» **Action item**: Your answer should be the entries below, reproduced character for character.

*** Opening Data for this exercise ***

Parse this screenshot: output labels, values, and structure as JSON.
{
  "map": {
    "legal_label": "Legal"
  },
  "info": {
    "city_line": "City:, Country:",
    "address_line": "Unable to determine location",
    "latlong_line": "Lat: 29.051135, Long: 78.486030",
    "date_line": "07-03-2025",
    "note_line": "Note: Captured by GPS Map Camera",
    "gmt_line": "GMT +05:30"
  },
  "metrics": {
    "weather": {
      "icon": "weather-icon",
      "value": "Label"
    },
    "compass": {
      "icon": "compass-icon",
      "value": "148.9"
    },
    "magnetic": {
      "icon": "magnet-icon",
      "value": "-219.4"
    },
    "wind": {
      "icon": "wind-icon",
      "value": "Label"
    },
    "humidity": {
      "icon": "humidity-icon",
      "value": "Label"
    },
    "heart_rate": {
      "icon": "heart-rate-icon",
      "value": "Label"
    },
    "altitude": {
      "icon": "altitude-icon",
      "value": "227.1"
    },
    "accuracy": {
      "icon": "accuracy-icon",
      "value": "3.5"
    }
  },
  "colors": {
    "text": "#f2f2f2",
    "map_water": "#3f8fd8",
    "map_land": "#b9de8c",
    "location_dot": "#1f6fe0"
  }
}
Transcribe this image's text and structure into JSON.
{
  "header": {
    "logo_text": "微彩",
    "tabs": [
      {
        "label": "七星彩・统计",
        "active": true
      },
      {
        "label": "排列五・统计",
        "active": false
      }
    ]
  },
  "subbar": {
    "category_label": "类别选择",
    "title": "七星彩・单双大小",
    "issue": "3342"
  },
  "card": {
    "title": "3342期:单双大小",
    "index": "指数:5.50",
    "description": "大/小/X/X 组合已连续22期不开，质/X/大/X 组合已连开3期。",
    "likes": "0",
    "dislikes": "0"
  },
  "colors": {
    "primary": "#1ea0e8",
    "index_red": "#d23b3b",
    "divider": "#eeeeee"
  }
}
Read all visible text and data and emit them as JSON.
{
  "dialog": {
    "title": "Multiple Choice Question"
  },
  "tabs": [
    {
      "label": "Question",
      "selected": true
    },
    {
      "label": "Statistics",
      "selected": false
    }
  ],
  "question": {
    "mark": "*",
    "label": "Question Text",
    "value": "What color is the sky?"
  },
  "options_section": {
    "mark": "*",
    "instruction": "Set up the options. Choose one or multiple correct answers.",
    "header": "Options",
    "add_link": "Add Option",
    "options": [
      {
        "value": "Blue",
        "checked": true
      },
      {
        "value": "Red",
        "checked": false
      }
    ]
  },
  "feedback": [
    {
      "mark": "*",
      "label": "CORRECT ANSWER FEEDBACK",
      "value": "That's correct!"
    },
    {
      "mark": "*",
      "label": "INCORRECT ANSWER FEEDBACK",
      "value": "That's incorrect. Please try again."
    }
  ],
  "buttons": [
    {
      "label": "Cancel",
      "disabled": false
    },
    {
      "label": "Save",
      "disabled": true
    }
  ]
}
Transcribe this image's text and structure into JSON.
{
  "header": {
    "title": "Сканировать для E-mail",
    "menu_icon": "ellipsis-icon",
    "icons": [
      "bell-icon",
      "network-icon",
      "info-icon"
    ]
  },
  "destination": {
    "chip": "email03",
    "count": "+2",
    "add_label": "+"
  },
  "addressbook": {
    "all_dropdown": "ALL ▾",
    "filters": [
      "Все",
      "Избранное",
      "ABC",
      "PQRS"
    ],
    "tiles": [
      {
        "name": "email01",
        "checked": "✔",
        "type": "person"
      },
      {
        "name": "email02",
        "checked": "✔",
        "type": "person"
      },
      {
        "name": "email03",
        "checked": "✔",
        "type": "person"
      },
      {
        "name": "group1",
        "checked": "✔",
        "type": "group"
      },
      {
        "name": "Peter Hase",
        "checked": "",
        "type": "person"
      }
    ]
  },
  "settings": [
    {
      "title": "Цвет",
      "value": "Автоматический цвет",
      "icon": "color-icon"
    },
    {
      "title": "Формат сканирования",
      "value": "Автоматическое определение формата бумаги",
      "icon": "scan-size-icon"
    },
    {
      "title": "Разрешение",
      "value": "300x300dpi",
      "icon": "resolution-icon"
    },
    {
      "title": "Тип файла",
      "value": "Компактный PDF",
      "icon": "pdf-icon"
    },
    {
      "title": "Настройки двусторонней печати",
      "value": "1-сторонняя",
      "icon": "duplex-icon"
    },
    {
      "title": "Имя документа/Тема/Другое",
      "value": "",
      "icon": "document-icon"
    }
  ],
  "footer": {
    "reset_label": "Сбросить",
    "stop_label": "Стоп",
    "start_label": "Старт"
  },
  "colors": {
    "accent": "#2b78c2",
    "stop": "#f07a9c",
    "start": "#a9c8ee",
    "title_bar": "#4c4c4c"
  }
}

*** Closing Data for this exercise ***

» **Exercise answer**:
Parse this screenshot: output labels, values, and structure as JSON.
{
  "map": {
    "legal_label": "Legal"
  },
  "info": {
    "city_line": "City:, Country:",
    "address_line": "Unable to determine location",
    "latlong_line": "Lat: 29.051135, Long: 78.486030",
    "date_line": "07-03-2025",
    "note_line": "Note: Captured by GPS Map Camera",
    "gmt_line": "GMT +05:30"
  },
  "metrics": {
    "weather": {
      "icon": "weather-icon",
      "value": "Label"
    },
    "compass": {
      "icon": "compass-icon",
      "value": "148.9"
    },
    "magnetic": {
      "icon": "magnet-icon",
      "value": "-219.4"
    },
    "wind": {
      "icon": "wind-icon",
      "value": "Label"
    },
    "humidity": {
      "icon": "humidity-icon",
      "value": "Label"
    },
    "heart_rate": {
      "icon": "heart-rate-icon",
      "value": "Label"
    },
    "altitude": {
      "icon": "altitude-icon",
      "value": "227.1"
    },
    "accuracy": {
      "icon": "accuracy-icon",
      "value": "3.5"
    }
  },
  "colors": {
    "text": "#f2f2f2",
    "map_water": "#3f8fd8",
    "map_land": "#b9de8c",
    "location_dot": "#1f6fe0"
  }
}
Transcribe this image's text and structure into JSON.
{
  "header": {
    "logo_text": "微彩",
    "tabs": [
      {
        "label": "七星彩・统计",
        "active": true
      },
      {
        "label": "排列五・统计",
        "active": false
      }
    ]
  },
  "subbar": {
    "category_label": "类别选择",
    "title": "七星彩・单双大小",
    "issue": "3342"
  },
  "card": {
    "title": "3342期:单双大小",
    "index": "指数:5.50",
    "description": "大/小/X/X 组合已连续22期不开，质/X/大/X 组合已连开3期。",
    "likes": "0",
    "dislikes": "0"
  },
  "colors": {
    "primary": "#1ea0e8",
    "index_red": "#d23b3b",
    "divider": "#eeeeee"
  }
}
Read all visible text and data and emit them as JSON.
{
  "dialog": {
    "title": "Multiple Choice Question"
  },
  "tabs": [
    {
      "label": "Question",
      "selected": true
    },
    {
      "label": "Statistics",
      "selected": false
    }
  ],
  "question": {
    "mark": "*",
    "label": "Question Text",
    "value": "What color is the sky?"
  },
  "options_section": {
    "mark": "*",
    "instruction": "Set up the options. Choose one or multiple correct answers.",
    "header": "Options",
    "add_link": "Add Option",
    "options": [
      {
        "value": "Blue",
        "checked": true
      },
      {
        "value": "Red",
        "checked": false
      }
    ]
  },
  "feedback": [
    {
      "mark": "*",
      "label": "CORRECT ANSWER FEEDBACK",
      "value": "That's correct!"
    },
    {
      "mark": "*",
      "label": "INCORRECT ANSWER FEEDBACK",
      "value": "That's incorrect. Please try again."
    }
  ],
  "buttons": [
    {
      "label": "Cancel",
      "disabled": false
    },
    {
      "label": "Save",
      "disabled": true
    }
  ]
}
Transcribe this image's text and structure into JSON.
{
  "header": {
    "title": "Сканировать для E-mail",
    "menu_icon": "ellipsis-icon",
    "icons": [
      "bell-icon",
      "network-icon",
      "info-icon"
    ]
  },
  "destination": {
    "chip": "email03",
    "count": "+2",
    "add_label": "+"
  },
  "addressbook": {
    "all_dropdown": "ALL ▾",
    "filters": [
      "Все",
      "Избранное",
      "ABC",
      "PQRS"
    ],
    "tiles": [
      {
        "name": "email01",
        "checked": "✔",
        "type": "person"
      },
      {
        "name": "email02",
        "checked": "✔",
        "type": "person"
      },
      {
        "name": "email03",
        "checked": "✔",
        "type": "person"
      },
      {
        "name": "group1",
        "checked": "✔",
        "type": "group"
      },
      {
        "name": "Peter Hase",
        "checked": "",
        "type": "person"
      }
    ]
  },
  "settings": [
    {
      "title": "Цвет",
      "value": "Автоматический цвет",
      "icon": "color-icon"
    },
    {
      "title": "Формат сканирования",
      "value": "Автоматическое определение формата бумаги",
      "icon": "scan-size-icon"
    },
    {
      "title": "Разрешение",
      "value": "300x300dpi",
      "icon": "resolution-icon"
    },
    {
      "title": "Тип файла",
      "value": "Компактный PDF",
      "icon": "pdf-icon"
    },
    {
      "title": "Настройки двусторонней печати",
      "value": "1-сторонняя",
      "icon": "duplex-icon"
    },
    {
      "title": "Имя документа/Тема/Другое",
      "value": "",
      "icon": "document-icon"
    }
  ],
  "footer": {
    "reset_label": "Сбросить",
    "stop_label": "Стоп",
    "start_label": "Старт"
  },
  "colors": {
    "accent": "#2b78c2",
    "stop": "#f07a9c",
    "start": "#a9c8ee",
    "title_bar": "#4c4c4c"
  }
}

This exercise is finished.